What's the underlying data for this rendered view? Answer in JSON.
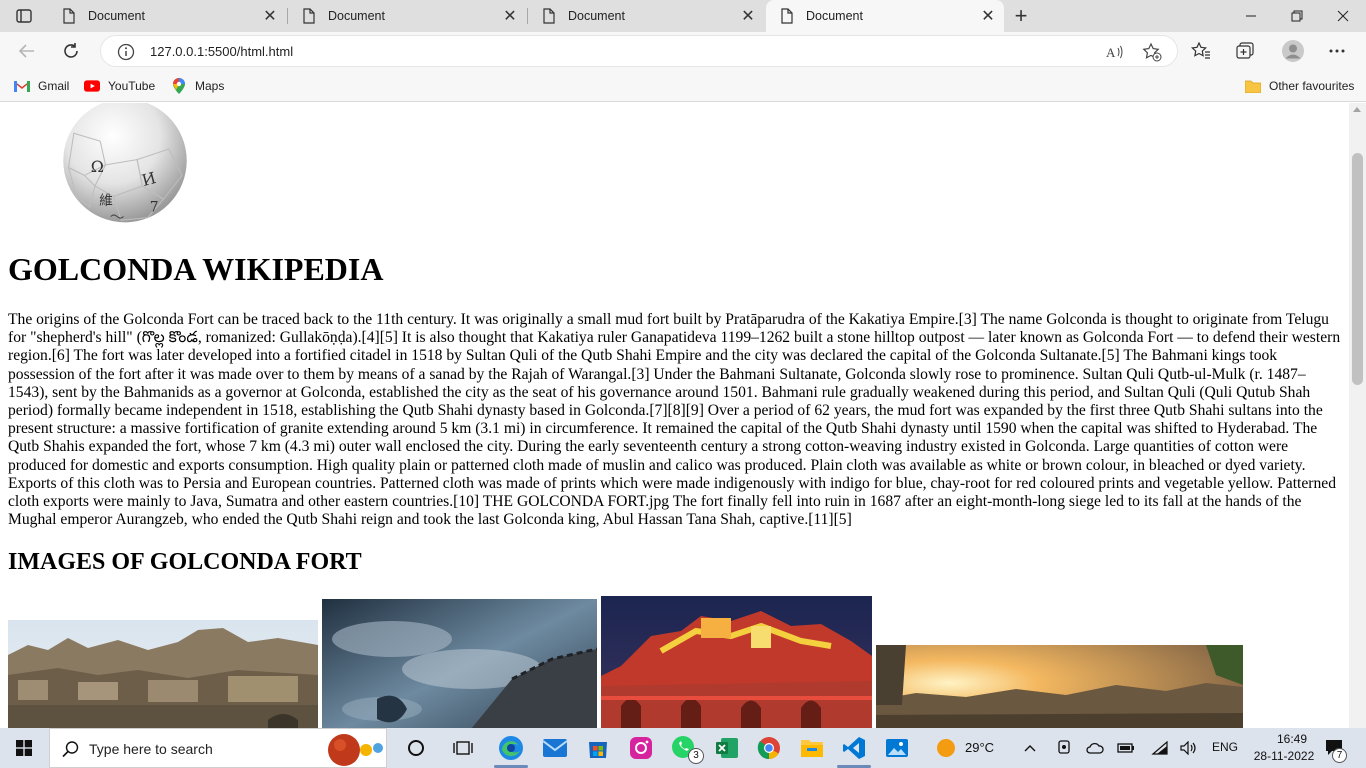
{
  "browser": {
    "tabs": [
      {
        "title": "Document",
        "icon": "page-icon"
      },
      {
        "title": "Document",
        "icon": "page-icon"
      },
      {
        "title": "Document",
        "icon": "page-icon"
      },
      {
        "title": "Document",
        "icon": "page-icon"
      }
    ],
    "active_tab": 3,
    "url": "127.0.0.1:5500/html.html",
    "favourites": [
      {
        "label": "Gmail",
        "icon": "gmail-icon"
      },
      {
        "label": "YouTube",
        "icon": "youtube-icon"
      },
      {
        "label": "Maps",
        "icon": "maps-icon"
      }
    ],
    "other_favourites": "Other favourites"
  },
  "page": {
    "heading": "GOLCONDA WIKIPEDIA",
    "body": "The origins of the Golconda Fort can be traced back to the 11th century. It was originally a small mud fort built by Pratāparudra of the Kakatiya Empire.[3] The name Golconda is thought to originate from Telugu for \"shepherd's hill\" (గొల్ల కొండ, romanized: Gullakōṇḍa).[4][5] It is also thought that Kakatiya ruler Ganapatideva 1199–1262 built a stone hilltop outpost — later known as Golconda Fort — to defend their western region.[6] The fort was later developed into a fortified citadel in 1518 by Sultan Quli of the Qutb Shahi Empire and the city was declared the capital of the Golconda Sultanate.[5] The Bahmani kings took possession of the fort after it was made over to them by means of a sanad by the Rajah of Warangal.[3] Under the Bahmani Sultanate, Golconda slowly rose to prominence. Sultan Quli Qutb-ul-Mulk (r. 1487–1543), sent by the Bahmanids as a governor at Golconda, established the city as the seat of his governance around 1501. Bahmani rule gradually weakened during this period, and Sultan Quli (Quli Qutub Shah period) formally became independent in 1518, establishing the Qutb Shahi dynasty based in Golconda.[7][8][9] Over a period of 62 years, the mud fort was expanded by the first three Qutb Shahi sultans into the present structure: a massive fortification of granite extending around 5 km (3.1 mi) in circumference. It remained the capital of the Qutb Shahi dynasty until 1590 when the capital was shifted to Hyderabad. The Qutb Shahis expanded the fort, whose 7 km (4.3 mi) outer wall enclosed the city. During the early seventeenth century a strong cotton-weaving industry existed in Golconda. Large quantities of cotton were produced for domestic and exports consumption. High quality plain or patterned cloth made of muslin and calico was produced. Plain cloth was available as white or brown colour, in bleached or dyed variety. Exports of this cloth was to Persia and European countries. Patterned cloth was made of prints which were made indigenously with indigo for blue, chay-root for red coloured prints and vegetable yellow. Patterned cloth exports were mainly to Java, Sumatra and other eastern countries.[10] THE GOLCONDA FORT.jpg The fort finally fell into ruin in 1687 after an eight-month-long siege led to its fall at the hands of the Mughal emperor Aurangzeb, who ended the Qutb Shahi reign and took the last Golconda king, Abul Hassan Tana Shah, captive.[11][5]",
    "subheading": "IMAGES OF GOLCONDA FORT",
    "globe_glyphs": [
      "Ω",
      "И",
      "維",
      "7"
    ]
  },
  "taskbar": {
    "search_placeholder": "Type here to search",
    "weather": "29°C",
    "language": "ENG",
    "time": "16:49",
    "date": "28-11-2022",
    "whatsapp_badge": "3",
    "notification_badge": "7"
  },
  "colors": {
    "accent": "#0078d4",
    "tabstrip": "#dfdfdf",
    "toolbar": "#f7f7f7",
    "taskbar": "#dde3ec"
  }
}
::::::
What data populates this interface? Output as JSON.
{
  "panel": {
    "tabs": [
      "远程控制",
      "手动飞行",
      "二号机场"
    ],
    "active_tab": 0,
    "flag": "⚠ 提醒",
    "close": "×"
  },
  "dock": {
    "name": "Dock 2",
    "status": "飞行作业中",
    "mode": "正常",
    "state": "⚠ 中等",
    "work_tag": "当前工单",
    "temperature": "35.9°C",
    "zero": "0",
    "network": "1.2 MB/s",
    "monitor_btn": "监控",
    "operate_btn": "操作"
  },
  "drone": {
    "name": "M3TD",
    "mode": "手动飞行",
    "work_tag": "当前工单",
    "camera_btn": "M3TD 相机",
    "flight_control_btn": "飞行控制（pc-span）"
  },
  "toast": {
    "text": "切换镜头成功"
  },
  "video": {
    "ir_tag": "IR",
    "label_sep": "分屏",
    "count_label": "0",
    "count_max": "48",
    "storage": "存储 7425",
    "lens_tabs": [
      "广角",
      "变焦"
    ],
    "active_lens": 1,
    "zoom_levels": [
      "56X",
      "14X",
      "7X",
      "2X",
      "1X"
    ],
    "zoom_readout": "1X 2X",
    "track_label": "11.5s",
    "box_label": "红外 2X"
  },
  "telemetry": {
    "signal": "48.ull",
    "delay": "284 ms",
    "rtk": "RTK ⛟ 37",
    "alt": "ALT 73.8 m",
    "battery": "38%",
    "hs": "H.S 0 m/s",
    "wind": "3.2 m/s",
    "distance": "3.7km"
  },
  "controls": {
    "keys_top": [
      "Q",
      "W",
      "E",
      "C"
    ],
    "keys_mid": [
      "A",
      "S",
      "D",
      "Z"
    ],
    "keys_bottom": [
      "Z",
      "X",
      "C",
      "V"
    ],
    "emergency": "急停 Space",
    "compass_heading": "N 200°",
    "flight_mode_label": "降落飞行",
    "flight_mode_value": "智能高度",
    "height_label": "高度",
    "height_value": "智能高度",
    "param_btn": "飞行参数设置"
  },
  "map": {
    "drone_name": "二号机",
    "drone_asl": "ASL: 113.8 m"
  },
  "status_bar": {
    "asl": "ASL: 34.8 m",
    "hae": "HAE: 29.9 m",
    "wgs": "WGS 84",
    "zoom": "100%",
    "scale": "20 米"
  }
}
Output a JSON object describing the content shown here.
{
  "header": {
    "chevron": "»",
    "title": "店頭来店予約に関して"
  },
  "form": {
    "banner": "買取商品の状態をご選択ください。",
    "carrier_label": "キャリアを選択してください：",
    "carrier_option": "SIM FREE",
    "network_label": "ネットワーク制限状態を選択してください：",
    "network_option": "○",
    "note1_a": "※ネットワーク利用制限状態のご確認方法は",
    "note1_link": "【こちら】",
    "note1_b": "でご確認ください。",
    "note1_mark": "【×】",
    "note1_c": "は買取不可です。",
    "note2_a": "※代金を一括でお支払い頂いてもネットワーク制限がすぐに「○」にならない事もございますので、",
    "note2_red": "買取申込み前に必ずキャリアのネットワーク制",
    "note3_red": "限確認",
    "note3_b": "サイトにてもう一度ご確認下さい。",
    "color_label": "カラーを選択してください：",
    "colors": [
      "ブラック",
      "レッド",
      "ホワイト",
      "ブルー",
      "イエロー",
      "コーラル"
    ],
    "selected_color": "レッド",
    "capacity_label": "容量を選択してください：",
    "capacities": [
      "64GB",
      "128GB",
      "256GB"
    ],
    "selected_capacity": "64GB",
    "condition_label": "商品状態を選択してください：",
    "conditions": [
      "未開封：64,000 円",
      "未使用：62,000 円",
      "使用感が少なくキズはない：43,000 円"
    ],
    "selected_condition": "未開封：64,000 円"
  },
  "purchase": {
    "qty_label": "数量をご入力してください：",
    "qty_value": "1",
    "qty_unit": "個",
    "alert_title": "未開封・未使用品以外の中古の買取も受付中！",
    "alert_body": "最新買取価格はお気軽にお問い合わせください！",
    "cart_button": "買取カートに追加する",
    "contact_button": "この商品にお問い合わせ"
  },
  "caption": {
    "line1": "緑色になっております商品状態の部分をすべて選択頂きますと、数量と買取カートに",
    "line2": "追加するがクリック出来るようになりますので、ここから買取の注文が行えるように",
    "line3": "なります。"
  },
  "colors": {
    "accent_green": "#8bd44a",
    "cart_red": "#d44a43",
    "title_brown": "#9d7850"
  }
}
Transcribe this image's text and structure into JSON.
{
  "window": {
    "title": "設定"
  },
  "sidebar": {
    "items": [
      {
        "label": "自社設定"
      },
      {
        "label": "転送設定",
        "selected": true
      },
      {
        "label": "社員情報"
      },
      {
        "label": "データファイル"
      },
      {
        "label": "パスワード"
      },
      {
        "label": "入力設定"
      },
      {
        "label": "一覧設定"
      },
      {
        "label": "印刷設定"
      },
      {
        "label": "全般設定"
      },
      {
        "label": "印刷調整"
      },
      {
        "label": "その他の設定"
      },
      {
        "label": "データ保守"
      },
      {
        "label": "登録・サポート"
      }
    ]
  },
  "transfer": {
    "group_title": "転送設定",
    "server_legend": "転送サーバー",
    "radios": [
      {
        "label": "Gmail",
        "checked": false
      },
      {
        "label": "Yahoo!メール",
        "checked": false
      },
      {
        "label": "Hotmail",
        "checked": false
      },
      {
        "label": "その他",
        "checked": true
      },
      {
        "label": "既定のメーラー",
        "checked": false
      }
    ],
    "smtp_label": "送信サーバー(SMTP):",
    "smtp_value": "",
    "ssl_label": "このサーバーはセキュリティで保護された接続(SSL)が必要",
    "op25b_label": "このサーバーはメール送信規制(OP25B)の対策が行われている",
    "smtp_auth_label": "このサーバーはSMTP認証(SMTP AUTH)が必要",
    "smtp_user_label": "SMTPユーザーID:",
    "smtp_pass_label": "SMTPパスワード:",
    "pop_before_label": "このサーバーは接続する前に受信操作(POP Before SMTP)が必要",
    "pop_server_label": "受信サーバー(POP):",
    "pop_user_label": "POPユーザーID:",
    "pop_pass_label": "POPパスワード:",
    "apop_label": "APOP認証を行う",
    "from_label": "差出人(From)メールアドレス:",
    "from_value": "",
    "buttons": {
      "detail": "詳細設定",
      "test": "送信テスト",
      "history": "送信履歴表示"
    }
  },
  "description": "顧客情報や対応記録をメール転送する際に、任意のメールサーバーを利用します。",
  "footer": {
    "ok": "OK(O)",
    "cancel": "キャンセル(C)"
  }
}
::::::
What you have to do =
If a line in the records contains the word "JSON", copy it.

Reply to the task =
What's the underlying data for this rendered view? Answer in JSON.
What data populates this interface? Output as JSON.
Output a JSON object describing the content shown here.
Transcribe this image's text and structure into JSON.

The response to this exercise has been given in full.